**Activity**
Scan the lines below for the string "Ctrl" and copy every one that has it.

**Task material**
================================

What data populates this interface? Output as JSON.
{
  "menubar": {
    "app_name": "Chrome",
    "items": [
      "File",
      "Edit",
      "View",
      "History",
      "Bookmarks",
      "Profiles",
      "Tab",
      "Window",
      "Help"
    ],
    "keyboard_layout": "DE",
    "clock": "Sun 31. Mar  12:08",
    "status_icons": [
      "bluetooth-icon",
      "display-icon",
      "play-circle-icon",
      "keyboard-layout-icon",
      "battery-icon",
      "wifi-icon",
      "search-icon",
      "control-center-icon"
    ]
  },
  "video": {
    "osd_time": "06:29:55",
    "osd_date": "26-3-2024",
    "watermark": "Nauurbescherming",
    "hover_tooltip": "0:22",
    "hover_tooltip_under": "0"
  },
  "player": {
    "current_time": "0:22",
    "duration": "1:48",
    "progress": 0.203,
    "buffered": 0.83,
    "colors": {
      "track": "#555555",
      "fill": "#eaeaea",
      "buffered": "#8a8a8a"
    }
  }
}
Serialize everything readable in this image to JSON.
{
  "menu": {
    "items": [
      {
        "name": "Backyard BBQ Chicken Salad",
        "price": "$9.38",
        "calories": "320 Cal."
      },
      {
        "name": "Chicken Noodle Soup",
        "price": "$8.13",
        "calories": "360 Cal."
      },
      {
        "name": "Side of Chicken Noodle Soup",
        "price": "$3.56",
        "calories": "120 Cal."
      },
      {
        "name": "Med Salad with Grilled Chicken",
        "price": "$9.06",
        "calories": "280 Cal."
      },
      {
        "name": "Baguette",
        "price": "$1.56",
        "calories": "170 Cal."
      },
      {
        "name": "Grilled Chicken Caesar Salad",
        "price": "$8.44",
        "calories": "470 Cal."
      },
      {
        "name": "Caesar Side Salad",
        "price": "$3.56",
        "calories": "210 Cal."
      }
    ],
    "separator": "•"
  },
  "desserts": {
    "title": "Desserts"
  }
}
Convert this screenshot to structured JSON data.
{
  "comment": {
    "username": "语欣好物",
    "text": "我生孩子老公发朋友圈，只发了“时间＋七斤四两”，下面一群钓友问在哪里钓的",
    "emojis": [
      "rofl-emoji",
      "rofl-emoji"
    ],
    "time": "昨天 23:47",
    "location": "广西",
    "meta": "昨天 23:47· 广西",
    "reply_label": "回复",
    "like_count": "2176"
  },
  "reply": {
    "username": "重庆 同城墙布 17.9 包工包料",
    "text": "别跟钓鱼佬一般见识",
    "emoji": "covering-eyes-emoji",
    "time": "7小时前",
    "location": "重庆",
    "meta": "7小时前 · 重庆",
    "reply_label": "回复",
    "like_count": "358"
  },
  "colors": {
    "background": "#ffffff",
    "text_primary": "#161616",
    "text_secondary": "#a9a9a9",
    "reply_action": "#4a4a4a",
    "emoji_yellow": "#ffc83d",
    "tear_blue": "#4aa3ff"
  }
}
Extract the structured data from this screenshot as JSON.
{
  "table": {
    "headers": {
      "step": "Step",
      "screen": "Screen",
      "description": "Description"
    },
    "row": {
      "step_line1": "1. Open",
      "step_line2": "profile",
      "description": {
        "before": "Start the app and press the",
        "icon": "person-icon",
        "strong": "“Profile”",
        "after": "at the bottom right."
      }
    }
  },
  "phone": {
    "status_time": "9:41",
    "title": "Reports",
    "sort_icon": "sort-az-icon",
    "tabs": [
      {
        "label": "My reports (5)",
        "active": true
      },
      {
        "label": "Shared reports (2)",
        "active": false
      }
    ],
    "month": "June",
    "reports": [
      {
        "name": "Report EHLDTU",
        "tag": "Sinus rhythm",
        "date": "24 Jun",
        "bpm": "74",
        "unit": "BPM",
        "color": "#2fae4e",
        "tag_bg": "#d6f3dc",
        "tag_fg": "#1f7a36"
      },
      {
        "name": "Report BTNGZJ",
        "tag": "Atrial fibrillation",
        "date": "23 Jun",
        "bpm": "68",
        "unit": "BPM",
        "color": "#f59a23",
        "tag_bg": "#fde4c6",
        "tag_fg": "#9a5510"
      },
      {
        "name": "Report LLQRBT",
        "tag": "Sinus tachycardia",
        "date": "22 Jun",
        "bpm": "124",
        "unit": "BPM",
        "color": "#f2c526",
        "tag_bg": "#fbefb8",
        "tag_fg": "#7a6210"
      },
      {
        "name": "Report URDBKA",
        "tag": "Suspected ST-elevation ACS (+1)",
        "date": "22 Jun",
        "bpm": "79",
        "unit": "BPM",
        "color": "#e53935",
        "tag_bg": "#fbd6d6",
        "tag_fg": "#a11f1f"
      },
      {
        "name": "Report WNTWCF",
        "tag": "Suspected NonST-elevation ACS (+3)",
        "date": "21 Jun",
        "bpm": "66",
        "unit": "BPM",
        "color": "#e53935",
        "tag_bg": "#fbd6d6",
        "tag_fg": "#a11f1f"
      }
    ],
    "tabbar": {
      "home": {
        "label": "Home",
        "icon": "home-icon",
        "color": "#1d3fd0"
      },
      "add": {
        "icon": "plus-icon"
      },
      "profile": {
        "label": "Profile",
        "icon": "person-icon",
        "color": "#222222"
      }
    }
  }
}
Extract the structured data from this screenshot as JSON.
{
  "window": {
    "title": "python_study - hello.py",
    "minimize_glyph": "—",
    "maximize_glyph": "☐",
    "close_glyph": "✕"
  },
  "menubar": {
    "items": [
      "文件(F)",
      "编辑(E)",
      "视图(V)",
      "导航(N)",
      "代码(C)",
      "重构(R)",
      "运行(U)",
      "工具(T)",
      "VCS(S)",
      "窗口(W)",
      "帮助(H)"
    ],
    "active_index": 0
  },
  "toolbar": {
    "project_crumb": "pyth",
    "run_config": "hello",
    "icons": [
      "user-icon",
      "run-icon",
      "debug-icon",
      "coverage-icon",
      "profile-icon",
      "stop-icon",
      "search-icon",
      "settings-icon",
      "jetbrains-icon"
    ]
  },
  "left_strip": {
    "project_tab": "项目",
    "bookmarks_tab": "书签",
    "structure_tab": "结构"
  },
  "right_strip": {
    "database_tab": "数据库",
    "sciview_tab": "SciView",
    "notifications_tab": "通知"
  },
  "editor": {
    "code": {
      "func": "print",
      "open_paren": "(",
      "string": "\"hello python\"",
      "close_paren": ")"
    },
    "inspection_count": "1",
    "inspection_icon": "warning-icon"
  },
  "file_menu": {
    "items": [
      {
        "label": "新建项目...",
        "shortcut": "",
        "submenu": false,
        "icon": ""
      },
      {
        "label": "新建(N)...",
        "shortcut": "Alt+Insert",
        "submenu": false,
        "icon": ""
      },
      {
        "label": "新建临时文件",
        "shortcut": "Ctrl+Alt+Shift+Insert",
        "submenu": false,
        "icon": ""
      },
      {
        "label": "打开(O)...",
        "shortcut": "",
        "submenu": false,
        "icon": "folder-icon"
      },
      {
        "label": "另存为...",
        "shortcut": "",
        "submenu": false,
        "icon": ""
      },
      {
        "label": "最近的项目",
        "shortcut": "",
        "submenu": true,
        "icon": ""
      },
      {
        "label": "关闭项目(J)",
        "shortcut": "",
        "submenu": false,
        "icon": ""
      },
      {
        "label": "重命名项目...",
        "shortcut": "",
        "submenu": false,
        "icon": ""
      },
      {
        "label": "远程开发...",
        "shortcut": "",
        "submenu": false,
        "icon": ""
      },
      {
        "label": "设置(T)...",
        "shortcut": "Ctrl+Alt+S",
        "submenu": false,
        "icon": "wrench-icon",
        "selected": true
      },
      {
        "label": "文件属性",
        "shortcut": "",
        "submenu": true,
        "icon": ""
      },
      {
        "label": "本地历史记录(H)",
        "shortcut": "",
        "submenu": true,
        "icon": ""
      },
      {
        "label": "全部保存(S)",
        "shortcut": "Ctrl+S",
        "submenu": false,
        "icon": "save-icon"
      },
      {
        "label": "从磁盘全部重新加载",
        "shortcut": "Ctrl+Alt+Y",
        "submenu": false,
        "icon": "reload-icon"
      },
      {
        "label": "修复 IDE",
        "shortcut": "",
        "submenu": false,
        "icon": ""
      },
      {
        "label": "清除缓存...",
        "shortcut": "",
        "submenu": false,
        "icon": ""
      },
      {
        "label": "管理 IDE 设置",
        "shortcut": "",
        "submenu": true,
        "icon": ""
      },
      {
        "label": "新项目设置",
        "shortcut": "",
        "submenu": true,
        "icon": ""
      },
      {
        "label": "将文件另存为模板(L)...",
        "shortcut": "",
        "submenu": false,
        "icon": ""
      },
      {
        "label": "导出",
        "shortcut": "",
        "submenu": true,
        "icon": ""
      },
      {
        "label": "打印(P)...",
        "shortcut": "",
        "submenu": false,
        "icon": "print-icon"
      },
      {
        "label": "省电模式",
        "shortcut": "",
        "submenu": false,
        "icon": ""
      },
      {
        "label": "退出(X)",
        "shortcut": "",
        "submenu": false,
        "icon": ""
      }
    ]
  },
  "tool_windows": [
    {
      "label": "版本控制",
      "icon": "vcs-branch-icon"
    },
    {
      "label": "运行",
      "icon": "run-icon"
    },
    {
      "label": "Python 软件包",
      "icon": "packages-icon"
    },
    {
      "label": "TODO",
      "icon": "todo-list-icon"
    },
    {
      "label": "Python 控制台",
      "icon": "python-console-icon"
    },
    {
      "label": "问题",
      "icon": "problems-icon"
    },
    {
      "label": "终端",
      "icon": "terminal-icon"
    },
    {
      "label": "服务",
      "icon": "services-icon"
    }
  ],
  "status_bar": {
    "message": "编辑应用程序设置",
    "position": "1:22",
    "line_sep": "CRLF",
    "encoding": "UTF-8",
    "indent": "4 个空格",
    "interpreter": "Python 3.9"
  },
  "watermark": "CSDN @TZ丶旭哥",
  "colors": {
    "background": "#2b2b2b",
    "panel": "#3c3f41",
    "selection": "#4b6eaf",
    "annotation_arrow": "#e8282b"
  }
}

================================

**Task result**
        "shortcut": "Ctrl+Alt+Shift+Insert",
        "shortcut": "Ctrl+Alt+S",
        "shortcut": "Ctrl+S",
        "shortcut": "Ctrl+Alt+Y",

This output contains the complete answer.